“High Life” would appear to be, at first glance, your typical space thriller — a bunch of people get sent up to space, slowly start going mad, begin to kill each other and there may be an alien threat. Under the hand of renowned director Claire Denis, we’re instead treated to a dense, bold sci-fi film in the category of “Solaris” or “Annihilation.” The director of “Beau Travail,” “35 Shots of Rum” and “White Material” makes her first English-language feature, and the result is nothing short of masterful.
Robert Pattinson, continuing his run as an arthouse darling, stars as Monte, a death row inmate sent to live in a space station traveling towards a black hole. Our first introduction to him is as he’s fixing the station on the outside, desperately trying to calm the crying baby that’s his only companion on the shuttle. We learn soon after that the rest of the crew is dead, their bodies jettisoned out of the shuttle as the title splashes across the screen. Who are they, and what happened to them forms a fractured, anachronistic narrative that can feel a bit confusing at first.
The two most prominent characters of the crew are Boyse and Tcherny, played by Mia Goth and Andre Benjamin (better known as Andre 3000,) respectively. Along with them, there’s Juliette Binoche, playing Dibs, a doctor obsessed with reproduction. She effectively runs the entire ship, soliciting samples from the male crew to try and impregnate the female members. Monte notably refuses, which only makes her more fascinated with him. The crew gives great performances, Pattison underplaying to great effect while Binoche lets her freak flag fly, so to speak.
The real star is Denis, whose steady command as a director can be felt over every minute of the runtime. She keeps the tone foreboding, infusing it with a heavy aura of sex that’s drained of any titillation. One particular scene involving Binoche in what’s become known as the F—box is the most erotically terrifying thing you’ll ever see.
To these prisoners, sex is animalistic, nearly compulsive, reduced to the barest of states. “High Life” is fascinated by fluids: blood, urine, semen, the things that signify life, but it never feels puerile so much as deeply analytical.

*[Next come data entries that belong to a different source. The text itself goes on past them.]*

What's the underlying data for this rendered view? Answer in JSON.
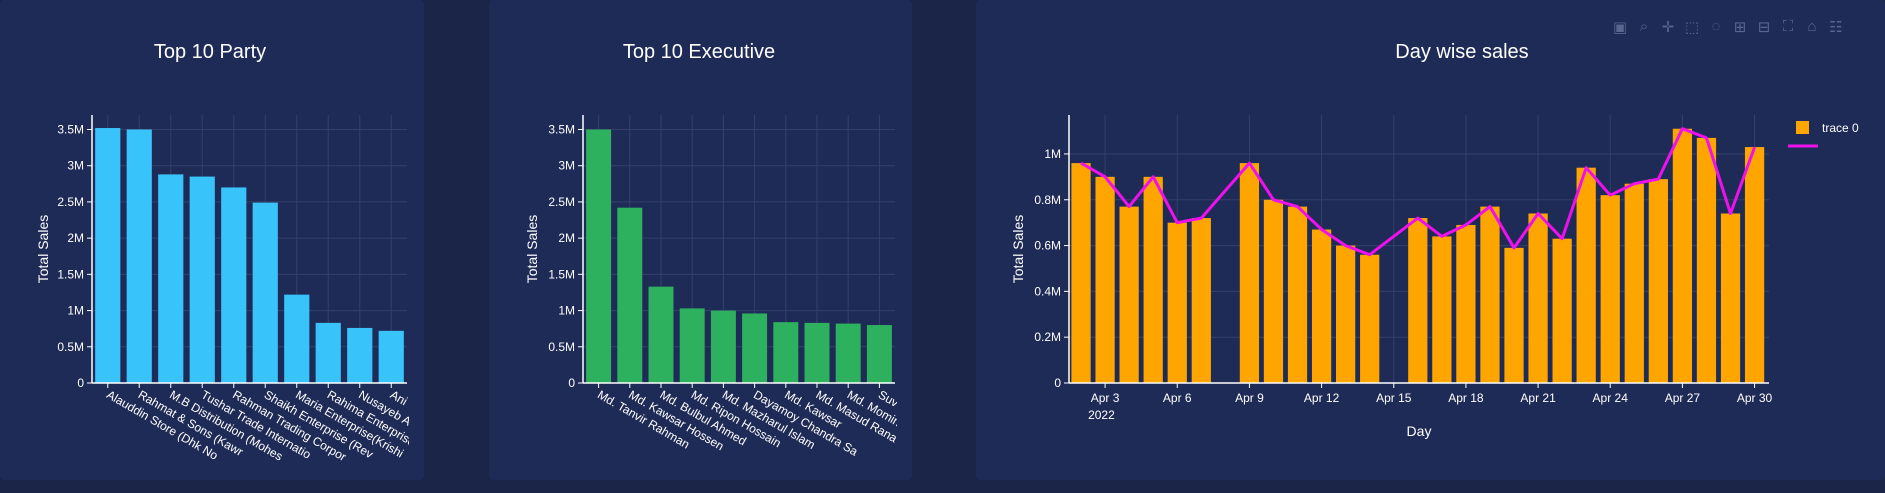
{
  "colors": {
    "background": "#1a2548",
    "panel": "#1f2b57",
    "grid": "#34406a",
    "party_bar": "#38c3fa",
    "executive_bar": "#2eb15e",
    "day_bar": "#ffa500",
    "day_line": "#ee11ee"
  },
  "modebar": {
    "icons": [
      "camera-icon",
      "zoom-icon",
      "pan-icon",
      "box-select-icon",
      "lasso-select-icon",
      "zoom-in-icon",
      "zoom-out-icon",
      "autoscale-icon",
      "reset-axes-icon",
      "plotly-logo-icon"
    ]
  },
  "chart_data": [
    {
      "type": "bar",
      "title": "Top 10 Party",
      "xlabel": "",
      "ylabel": "Total Sales",
      "ylim": [
        0,
        3.7
      ],
      "yticks": [
        "0",
        "0.5M",
        "1M",
        "1.5M",
        "2M",
        "2.5M",
        "3M",
        "3.5M"
      ],
      "categories": [
        "Alauddin Store (Dhk No",
        "Rahmat & Sons (Kawr",
        "M.B Distribution (Mohes",
        "Tushar Trade Internatio",
        "Rahman Trading Corpor",
        "Shaikh Enterprise (Rev",
        "Maria Enterprise(Krishi",
        "Rahima Enterprise",
        "Nusayeb A",
        "Ani"
      ],
      "values": [
        3.52,
        3.5,
        2.88,
        2.85,
        2.7,
        2.49,
        1.22,
        0.83,
        0.76,
        0.72
      ],
      "grid": true
    },
    {
      "type": "bar",
      "title": "Top 10 Executive",
      "xlabel": "",
      "ylabel": "Total Sales",
      "ylim": [
        0,
        3.7
      ],
      "yticks": [
        "0",
        "0.5M",
        "1M",
        "1.5M",
        "2M",
        "2.5M",
        "3M",
        "3.5M"
      ],
      "categories": [
        "Md. Tanvir Rahman",
        "Md. Kawsar Hossen",
        "Md. Bulbul Ahmed",
        "Md. Ripon Hossain",
        "Md. Mazharul Islam",
        "Dayamoy Chandra Sa",
        "Md. Kawsar",
        "Md. Masud Rana",
        "Md. Momin",
        "Suv"
      ],
      "values": [
        3.5,
        2.42,
        1.33,
        1.03,
        1.0,
        0.96,
        0.84,
        0.83,
        0.82,
        0.8
      ],
      "grid": true
    },
    {
      "type": "bar",
      "title": "Day wise sales",
      "xlabel": "Day",
      "ylabel": "Total Sales",
      "ylim": [
        0,
        1.17
      ],
      "yticks": [
        "0",
        "0.2M",
        "0.4M",
        "0.6M",
        "0.8M",
        "1M"
      ],
      "xticks": [
        {
          "day": 3,
          "label": "Apr 3",
          "sub": "2022"
        },
        {
          "day": 6,
          "label": "Apr 6",
          "sub": ""
        },
        {
          "day": 9,
          "label": "Apr 9",
          "sub": ""
        },
        {
          "day": 12,
          "label": "Apr 12",
          "sub": ""
        },
        {
          "day": 15,
          "label": "Apr 15",
          "sub": ""
        },
        {
          "day": 18,
          "label": "Apr 18",
          "sub": ""
        },
        {
          "day": 21,
          "label": "Apr 21",
          "sub": ""
        },
        {
          "day": 24,
          "label": "Apr 24",
          "sub": ""
        },
        {
          "day": 27,
          "label": "Apr 27",
          "sub": ""
        },
        {
          "day": 30,
          "label": "Apr 30",
          "sub": ""
        }
      ],
      "x_range": [
        1.5,
        30.6
      ],
      "days": [
        2,
        3,
        4,
        5,
        6,
        7,
        9,
        10,
        11,
        12,
        13,
        14,
        16,
        17,
        18,
        19,
        20,
        21,
        22,
        23,
        24,
        25,
        26,
        27,
        28,
        29,
        30
      ],
      "values": [
        0.96,
        0.9,
        0.77,
        0.9,
        0.7,
        0.72,
        0.96,
        0.8,
        0.77,
        0.67,
        0.6,
        0.56,
        0.72,
        0.64,
        0.69,
        0.77,
        0.59,
        0.74,
        0.63,
        0.94,
        0.82,
        0.87,
        0.89,
        1.11,
        1.07,
        0.74,
        1.03
      ],
      "legend": {
        "name": "trace 0",
        "placement": "top-right"
      },
      "grid": true
    }
  ]
}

At times, it can feel too analytical, as if she has so much to say and wants you to figure it all out. Moment to moment, however, there’s nothing like it; it’s a film that begs to be analyzed and slowly unraveled. To some, it may be too slow. There’s a lot of scenes that feel like nothing’s happening. To those willing to get on its wavelength, you won’t find another “adult” sci-fi film this year that feels like such a visceral experience. More than anything, “High Life” feels like watching a master at work.